Before GPS revolutionized just about everything, most of us old-timey pilot types used either dead reckoning or pilotage (and some of us still do). Or a combination of the two. While the two techniques overlap in some areas, at their core they approach cross-country flights in totally different ways, and those differences often mirror how some of us look at life, in general.
Dead reckoning means you draw a straight line to your destination, check the winds, pick a compass heading ("compass" is that round thing on the panel you're supposed to be looking at but don't because you have GPS) and go. Of course, "pick a compass heading" isn't quite as simple as it sounds. You spend a lot of time analyzing the winds, magnetic variation, compass deviation, what you had for breakfast that morning and everything else that might affect the exact compass heading that will get you to your destination. Then you nail that heading and basically hold it for the duration. You're on your way.
Pilotage is like short spurts of dead reckoning: You're actually flying short cross-countries that stretch from checkpoint to checkpoint, and your thumb on the sectional is following your progress every step of the way, making sure that lake, this crossroads, etc., is on your course line. If it isn't, you change headings slightly. You always know for a fact where you are in relation to ground features so you're never truly lost.
It's the "…never truly lost" thing that differentiates the two concepts and says what kind of an adventurer you are. Are you someone who's willing to throw caution to the wind (literally) and hold a heading, ignoring your surroundings in favor of a firm belief in your compass and your planning? Or are you someone who likes the one-foot-on-the-ground feeling of always knowing exactly where you are by following landmarks?
I used to have a friend who would fly halfway across the country using absolutely nothing but dead reckoning. I remember him taking off with a glider in tow on top of a solid cloud deck with no VOR. He knew only that his destination on the other side of the clouds was in clear air and he'd have plenty of fuel left when he got there. Enroute, he could only guess where he was by using time-distance estimates.
I also remember stories of a famous aviatrix in the '60's who routinely left Europe heading for the colonies non-stop in her Bonanza that was stuffed to the gunwhales with extra fuel tanks. She did very little planning and her only navaid was a compass. She'd nail her compass on a specific heading figuring that she couldn't possibly miss North America, then relaxed and read a book or something. When America showed up, she'd make a wild guess as to whether to turn right or left at the coast and flew until she recognized something. Makes me shiver to think about it.

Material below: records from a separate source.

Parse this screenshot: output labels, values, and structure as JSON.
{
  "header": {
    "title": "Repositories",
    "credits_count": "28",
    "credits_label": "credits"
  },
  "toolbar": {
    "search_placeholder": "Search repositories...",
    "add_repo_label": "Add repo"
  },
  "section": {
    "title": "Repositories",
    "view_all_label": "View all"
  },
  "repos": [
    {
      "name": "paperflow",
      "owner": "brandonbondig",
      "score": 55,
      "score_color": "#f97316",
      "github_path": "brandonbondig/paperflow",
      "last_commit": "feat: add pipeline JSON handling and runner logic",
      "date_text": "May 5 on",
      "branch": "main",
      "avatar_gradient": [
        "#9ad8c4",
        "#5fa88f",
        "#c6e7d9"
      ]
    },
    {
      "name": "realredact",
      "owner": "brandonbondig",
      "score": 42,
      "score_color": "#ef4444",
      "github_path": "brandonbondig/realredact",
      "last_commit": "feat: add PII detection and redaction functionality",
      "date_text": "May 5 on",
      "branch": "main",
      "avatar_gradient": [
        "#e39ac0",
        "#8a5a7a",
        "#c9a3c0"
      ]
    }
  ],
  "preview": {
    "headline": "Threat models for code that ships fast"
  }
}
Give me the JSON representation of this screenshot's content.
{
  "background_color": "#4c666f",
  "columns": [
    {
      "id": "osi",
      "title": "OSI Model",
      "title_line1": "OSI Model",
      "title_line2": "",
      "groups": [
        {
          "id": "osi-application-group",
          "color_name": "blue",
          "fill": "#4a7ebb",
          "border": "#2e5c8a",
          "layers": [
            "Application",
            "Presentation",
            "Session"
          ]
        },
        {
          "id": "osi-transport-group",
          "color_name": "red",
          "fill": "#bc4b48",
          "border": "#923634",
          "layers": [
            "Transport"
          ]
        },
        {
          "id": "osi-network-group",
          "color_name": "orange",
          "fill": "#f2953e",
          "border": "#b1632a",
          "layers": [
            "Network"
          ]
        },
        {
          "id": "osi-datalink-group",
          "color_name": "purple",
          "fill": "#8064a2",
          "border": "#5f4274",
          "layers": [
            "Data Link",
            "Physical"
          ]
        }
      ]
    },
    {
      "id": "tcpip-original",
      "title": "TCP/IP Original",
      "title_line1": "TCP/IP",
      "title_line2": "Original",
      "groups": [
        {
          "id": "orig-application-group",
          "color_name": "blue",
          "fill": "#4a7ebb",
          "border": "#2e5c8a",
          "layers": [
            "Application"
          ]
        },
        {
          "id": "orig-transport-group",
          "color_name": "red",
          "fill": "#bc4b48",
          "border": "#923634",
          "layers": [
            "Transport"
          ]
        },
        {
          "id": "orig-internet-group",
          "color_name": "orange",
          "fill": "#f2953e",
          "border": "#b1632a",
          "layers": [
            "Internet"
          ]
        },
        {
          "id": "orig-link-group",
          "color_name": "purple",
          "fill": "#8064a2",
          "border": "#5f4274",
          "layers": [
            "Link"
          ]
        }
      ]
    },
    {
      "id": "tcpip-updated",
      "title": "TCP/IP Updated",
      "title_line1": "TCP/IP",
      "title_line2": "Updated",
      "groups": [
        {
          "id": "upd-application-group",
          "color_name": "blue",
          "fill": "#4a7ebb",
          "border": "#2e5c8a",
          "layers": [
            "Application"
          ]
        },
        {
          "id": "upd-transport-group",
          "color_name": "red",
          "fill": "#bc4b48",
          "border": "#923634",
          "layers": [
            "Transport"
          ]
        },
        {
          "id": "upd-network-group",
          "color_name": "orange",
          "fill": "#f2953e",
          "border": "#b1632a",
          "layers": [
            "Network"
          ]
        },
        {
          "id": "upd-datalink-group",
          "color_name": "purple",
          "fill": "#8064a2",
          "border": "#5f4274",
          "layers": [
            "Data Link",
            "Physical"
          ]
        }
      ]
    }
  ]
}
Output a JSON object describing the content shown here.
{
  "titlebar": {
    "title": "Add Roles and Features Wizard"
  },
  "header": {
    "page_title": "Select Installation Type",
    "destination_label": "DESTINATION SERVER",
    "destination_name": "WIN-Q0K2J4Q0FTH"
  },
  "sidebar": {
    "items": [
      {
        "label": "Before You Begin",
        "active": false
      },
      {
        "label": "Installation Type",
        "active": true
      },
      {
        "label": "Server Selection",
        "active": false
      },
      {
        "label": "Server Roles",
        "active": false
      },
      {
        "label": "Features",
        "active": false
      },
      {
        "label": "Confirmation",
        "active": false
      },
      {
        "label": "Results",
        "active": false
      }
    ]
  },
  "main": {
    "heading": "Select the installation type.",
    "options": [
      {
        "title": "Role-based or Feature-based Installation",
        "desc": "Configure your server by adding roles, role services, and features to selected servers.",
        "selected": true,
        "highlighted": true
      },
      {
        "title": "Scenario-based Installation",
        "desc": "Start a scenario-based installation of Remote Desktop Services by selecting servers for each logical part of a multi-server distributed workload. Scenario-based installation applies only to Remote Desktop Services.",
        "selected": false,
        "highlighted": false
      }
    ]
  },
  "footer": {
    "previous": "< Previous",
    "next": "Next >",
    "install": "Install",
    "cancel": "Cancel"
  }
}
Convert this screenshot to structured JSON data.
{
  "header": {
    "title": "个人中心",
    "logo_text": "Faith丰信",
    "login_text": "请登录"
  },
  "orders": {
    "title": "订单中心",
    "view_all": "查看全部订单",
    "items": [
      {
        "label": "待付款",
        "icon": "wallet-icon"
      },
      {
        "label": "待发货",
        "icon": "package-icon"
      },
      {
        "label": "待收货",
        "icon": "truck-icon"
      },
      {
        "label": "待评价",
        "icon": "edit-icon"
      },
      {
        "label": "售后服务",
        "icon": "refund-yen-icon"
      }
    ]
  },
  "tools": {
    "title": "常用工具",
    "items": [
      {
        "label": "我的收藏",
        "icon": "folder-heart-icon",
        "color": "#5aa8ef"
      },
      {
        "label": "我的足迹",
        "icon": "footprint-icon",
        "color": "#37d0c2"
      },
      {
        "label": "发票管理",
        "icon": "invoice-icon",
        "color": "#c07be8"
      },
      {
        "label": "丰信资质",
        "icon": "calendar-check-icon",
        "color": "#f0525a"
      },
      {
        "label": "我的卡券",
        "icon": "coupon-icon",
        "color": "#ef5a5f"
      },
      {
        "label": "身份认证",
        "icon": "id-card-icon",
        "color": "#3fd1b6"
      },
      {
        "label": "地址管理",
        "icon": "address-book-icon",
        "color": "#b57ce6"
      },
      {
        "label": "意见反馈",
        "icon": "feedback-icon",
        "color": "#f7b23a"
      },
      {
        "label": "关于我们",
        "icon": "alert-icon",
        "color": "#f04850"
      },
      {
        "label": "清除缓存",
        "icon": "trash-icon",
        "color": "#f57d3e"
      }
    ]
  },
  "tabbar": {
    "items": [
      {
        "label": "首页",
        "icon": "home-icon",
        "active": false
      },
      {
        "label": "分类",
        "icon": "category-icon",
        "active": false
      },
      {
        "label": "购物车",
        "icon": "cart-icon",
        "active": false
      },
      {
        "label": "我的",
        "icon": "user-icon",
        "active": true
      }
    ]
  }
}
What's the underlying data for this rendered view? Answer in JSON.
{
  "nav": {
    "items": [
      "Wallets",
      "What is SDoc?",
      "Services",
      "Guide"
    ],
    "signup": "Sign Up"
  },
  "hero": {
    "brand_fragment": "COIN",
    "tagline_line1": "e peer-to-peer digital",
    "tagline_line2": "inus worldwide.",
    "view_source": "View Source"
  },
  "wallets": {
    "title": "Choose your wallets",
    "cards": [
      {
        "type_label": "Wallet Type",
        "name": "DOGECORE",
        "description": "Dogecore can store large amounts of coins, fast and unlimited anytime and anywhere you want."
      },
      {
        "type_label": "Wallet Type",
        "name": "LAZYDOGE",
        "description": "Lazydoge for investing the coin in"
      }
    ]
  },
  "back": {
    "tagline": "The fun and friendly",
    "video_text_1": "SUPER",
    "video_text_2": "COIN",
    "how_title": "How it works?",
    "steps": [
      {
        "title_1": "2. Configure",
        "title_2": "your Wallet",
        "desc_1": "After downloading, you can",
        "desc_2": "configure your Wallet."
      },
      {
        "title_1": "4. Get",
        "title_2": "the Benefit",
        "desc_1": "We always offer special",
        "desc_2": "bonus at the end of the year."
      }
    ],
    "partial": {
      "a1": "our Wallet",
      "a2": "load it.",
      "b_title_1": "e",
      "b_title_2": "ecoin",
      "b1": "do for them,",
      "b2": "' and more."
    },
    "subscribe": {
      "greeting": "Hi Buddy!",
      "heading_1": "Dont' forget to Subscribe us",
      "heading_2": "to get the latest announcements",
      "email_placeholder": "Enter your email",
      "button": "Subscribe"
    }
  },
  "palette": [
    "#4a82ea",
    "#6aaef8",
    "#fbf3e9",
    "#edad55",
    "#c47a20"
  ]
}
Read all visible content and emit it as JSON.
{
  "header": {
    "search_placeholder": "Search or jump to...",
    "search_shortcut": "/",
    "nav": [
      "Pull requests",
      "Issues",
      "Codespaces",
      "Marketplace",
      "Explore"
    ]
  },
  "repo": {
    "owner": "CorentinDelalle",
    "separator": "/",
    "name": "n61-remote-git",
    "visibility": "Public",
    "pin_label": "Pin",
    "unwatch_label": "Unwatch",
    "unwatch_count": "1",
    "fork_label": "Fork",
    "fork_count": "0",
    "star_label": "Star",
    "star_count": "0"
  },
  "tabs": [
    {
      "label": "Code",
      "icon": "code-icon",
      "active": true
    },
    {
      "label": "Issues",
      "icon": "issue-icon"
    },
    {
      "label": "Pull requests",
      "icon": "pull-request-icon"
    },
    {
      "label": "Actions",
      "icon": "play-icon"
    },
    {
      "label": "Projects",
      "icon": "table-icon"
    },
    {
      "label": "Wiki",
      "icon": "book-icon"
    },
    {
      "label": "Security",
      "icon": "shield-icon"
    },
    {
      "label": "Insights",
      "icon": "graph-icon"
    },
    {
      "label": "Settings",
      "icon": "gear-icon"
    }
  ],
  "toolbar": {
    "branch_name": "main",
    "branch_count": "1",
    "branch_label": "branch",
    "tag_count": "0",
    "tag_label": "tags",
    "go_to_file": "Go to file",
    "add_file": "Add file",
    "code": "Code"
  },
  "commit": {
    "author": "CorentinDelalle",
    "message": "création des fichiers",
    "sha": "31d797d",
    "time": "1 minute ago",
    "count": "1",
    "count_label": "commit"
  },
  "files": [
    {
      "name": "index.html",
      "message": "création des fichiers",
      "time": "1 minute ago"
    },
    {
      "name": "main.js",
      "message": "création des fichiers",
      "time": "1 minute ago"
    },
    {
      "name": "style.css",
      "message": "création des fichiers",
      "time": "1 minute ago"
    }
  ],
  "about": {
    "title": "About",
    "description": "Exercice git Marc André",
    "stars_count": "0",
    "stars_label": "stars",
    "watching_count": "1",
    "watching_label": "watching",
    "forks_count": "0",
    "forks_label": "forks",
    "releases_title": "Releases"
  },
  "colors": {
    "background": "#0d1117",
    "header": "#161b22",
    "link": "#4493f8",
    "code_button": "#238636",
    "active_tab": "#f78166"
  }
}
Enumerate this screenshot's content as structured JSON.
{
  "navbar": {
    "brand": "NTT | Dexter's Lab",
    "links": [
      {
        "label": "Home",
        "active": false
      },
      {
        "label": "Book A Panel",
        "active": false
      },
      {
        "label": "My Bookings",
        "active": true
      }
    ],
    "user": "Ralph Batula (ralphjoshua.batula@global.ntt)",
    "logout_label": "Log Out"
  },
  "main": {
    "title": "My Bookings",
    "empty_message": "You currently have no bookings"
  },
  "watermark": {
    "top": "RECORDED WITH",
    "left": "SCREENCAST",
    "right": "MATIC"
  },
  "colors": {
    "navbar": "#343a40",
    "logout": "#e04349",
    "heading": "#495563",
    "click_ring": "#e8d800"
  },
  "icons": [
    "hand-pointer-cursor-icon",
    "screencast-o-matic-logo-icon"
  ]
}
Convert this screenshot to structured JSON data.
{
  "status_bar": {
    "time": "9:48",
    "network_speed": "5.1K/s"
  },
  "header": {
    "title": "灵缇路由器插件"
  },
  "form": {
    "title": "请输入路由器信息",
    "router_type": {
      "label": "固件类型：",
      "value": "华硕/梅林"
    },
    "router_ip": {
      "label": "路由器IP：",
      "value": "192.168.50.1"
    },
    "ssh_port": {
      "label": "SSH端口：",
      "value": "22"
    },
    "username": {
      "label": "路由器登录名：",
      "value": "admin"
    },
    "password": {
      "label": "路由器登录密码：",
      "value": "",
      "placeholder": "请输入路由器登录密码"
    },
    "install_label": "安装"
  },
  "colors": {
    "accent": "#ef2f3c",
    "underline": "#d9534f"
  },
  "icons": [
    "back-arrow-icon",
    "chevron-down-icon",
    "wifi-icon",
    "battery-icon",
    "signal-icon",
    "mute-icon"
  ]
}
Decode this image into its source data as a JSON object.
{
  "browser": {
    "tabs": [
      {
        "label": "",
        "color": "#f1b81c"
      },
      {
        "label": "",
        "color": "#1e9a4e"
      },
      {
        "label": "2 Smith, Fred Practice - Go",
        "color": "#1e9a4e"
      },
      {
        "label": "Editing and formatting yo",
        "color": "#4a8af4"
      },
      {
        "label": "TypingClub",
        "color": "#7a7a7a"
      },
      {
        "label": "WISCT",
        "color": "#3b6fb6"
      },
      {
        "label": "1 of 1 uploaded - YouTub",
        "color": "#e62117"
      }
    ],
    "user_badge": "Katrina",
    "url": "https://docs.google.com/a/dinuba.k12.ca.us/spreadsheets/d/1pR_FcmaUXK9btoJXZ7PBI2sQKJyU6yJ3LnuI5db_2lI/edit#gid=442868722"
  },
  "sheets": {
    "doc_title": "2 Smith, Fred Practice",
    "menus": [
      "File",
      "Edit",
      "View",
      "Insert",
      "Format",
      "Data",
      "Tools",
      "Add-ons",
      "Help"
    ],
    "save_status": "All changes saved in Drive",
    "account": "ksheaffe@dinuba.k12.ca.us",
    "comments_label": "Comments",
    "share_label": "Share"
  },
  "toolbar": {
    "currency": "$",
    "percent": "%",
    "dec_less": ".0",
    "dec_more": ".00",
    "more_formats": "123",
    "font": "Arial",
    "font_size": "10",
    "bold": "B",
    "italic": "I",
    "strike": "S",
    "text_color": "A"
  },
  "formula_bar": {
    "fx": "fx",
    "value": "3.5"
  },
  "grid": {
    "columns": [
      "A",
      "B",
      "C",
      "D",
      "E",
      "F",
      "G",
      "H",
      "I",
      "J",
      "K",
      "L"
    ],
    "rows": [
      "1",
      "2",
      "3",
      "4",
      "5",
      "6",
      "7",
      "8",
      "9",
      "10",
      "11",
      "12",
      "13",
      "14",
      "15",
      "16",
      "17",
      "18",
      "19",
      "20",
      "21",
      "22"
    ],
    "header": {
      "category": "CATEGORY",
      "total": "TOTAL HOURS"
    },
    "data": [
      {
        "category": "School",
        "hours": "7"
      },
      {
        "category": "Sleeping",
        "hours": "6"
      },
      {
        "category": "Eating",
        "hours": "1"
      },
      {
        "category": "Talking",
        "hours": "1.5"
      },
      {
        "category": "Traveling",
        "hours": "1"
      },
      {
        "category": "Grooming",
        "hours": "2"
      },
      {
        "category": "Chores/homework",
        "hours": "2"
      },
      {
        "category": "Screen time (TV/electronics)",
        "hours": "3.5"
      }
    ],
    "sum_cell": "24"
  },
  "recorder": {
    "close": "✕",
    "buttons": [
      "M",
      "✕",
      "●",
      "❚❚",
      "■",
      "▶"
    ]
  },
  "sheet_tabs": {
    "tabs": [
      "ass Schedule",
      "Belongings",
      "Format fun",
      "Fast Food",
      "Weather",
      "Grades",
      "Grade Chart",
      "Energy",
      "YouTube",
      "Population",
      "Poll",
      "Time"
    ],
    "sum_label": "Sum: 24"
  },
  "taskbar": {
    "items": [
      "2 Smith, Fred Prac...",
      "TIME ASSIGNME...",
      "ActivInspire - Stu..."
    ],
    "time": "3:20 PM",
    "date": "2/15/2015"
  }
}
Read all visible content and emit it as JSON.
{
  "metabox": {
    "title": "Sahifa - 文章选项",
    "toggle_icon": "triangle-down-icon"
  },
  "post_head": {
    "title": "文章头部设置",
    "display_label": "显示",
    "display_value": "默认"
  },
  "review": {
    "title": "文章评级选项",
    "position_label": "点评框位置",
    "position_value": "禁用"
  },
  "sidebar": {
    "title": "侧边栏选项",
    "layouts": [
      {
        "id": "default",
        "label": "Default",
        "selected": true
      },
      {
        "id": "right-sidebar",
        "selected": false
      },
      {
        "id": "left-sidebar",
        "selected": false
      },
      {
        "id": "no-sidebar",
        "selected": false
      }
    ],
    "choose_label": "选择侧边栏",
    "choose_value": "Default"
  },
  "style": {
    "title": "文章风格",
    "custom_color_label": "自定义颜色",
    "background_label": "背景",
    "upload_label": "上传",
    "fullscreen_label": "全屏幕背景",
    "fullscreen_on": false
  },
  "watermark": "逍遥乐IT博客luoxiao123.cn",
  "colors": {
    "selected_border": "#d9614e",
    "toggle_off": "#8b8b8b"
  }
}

I'll bet when you get to know folks who do those kinds of things, you'll find they conduct their lives pretty much the same way. At some point they decided what kind of life they were going to lead and took off living that way. They'd let the winds of change and chance happenings bend their life course but they'd keep their minds pointed in the same general direction so they were always making progress toward their original goal. Their course may have curved around a bit, but it always came back on point with their eventual goal centered straight ahead. Lots of us can't do that.
First, many of us are incapable of picking a given destination for our life. We have no specific place we want to be at a given time. And if you don't know where you're going, you can't pick a heading. Besides, one thought constantly nags at us: If you do pick a given heading, what do you do, if you arrive at your destination and don't like it?
Lots of us go through life bouncing from checkpoint to checkpoint because we're not very adventurous: We like to know where we are and what kind of progress we're making every inch of the way. I, for one, positively hate that worrisome feeling that settles into the back of your mind when, although you know you're not lost, you don't know exactly where you are either. For that reason, I always keep my personal checkpoints, my goals, close enough together that I can't get off course very far, no matter what happens. With that kind of thinking, if we just kept on keepin' on, we'll make it through to the next checkpoint.
A lot of us also can't do pure dead reckoning on a cross-country because we like poking our noses into strange airports along the way just to see what we can see. Visualizing a long trip as a series of very short hops lets us do that. My own curiosity won't let me overfly an inviting-looking grass runway without at least making a low pass down its centerline. And this is pretty much the way a lot of us see life: There are far too many cool distractions along the way to stick to a given course. It's probably a form of ADD. but it's fun. And it's interesting. But, of course, it takes folks like me a lot longer to get where we're going. However, since we don't really know where we're going in the first place, our ETA isn't worth worrying about. We'll get there, when we get there.
I guess what I'm saying is that for a lot of us, the destination doesn't really matter: It's the journey that counts.